> _Directions_
Line tally for the word "label": count the lines below that contain it and reply with the number alone.

> _Data for review_
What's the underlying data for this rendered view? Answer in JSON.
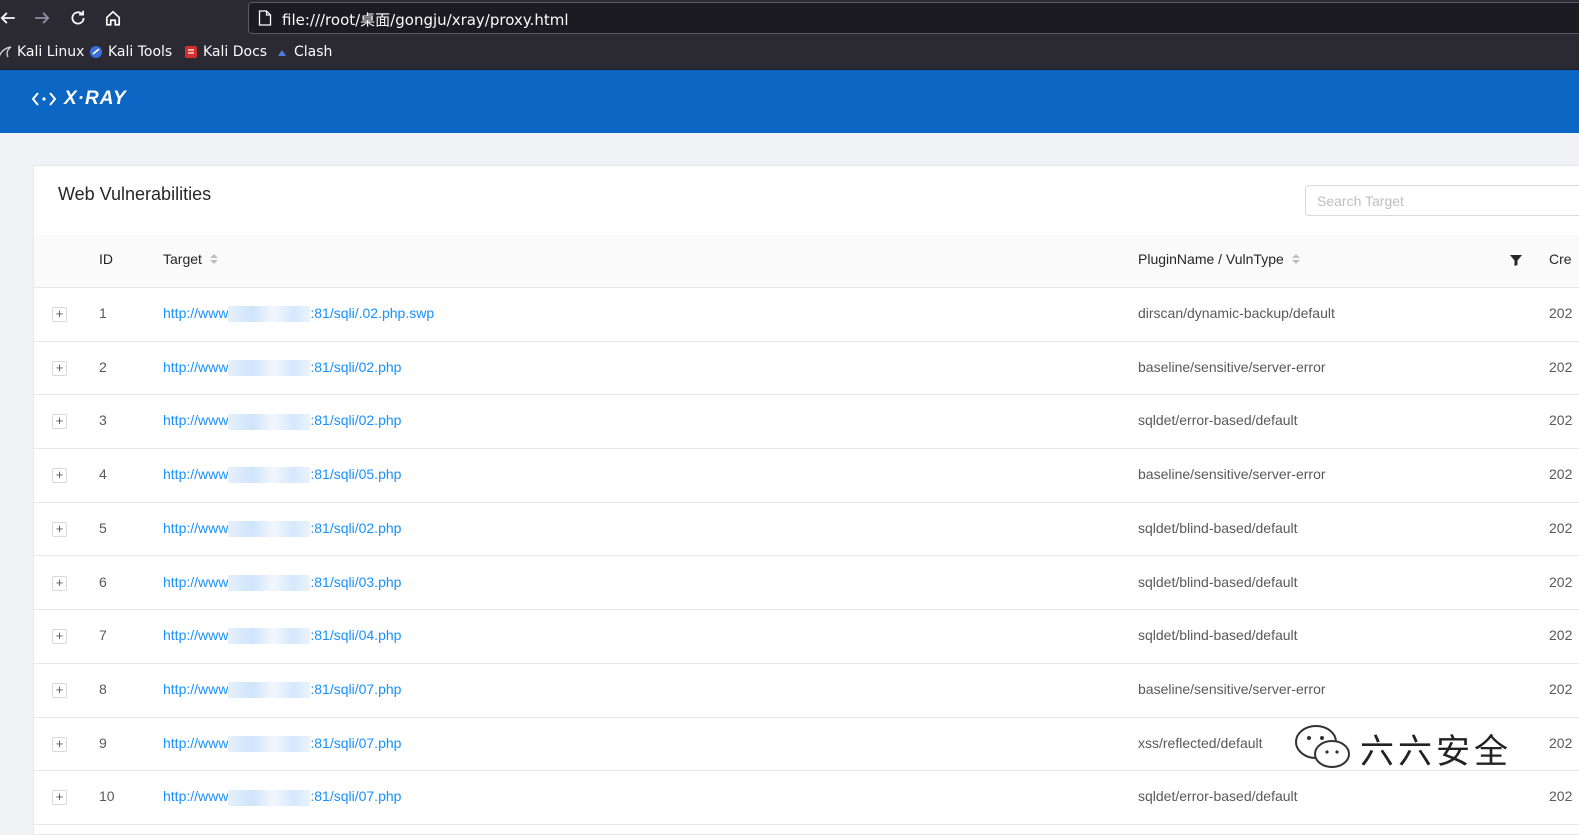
{
  "browser": {
    "url": "file:///root/桌面/gongju/xray/proxy.html",
    "nav": {
      "back_icon": "arrow-left-icon",
      "forward_icon": "arrow-right-icon",
      "reload_icon": "reload-icon",
      "home_icon": "home-icon"
    },
    "bookmarks": [
      {
        "label": "Kali Linux",
        "icon": "kali-dragon-icon"
      },
      {
        "label": "Kali Tools",
        "icon": "kali-tools-icon"
      },
      {
        "label": "Kali Docs",
        "icon": "kali-docs-icon"
      },
      {
        "label": "Clash",
        "icon": "clash-icon"
      }
    ]
  },
  "app": {
    "logo_text": "X·RAY",
    "accent": "#0b66c4"
  },
  "vuln_panel": {
    "title": "Web Vulnerabilities",
    "search_placeholder": "Search Target",
    "columns": {
      "id": "ID",
      "target": "Target",
      "plugin": "PluginName / VulnType",
      "created": "Cre"
    },
    "rows": [
      {
        "id": "1",
        "target_prefix": "http://www",
        "target_suffix": ":81/sqli/.02.php.swp",
        "plugin": "dirscan/dynamic-backup/default",
        "created": "202"
      },
      {
        "id": "2",
        "target_prefix": "http://www",
        "target_suffix": ":81/sqli/02.php",
        "plugin": "baseline/sensitive/server-error",
        "created": "202"
      },
      {
        "id": "3",
        "target_prefix": "http://www",
        "target_suffix": ":81/sqli/02.php",
        "plugin": "sqldet/error-based/default",
        "created": "202"
      },
      {
        "id": "4",
        "target_prefix": "http://www",
        "target_suffix": ":81/sqli/05.php",
        "plugin": "baseline/sensitive/server-error",
        "created": "202"
      },
      {
        "id": "5",
        "target_prefix": "http://www",
        "target_suffix": ":81/sqli/02.php",
        "plugin": "sqldet/blind-based/default",
        "created": "202"
      },
      {
        "id": "6",
        "target_prefix": "http://www",
        "target_suffix": ":81/sqli/03.php",
        "plugin": "sqldet/blind-based/default",
        "created": "202"
      },
      {
        "id": "7",
        "target_prefix": "http://www",
        "target_suffix": ":81/sqli/04.php",
        "plugin": "sqldet/blind-based/default",
        "created": "202"
      },
      {
        "id": "8",
        "target_prefix": "http://www",
        "target_suffix": ":81/sqli/07.php",
        "plugin": "baseline/sensitive/server-error",
        "created": "202"
      },
      {
        "id": "9",
        "target_prefix": "http://www",
        "target_suffix": ":81/sqli/07.php",
        "plugin": "xss/reflected/default",
        "created": "202"
      },
      {
        "id": "10",
        "target_prefix": "http://www",
        "target_suffix": ":81/sqli/07.php",
        "plugin": "sqldet/error-based/default",
        "created": "202"
      }
    ],
    "expand_symbol": "+"
  },
  "watermark": {
    "text": "六六安全",
    "icon": "wechat-icon"
  }
}
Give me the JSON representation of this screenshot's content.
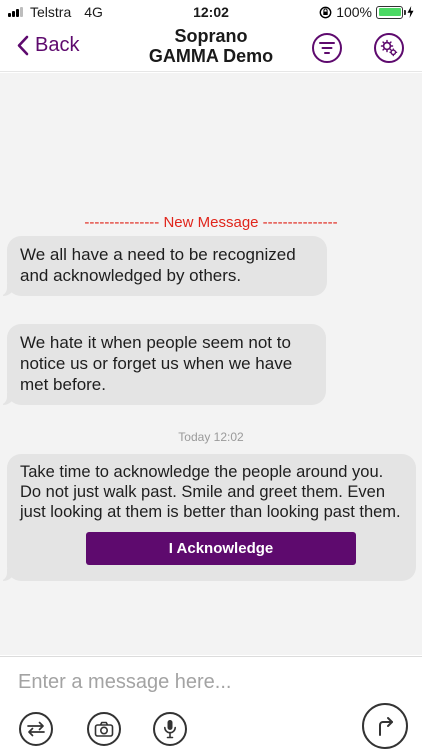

> _Answer to this exercise_
4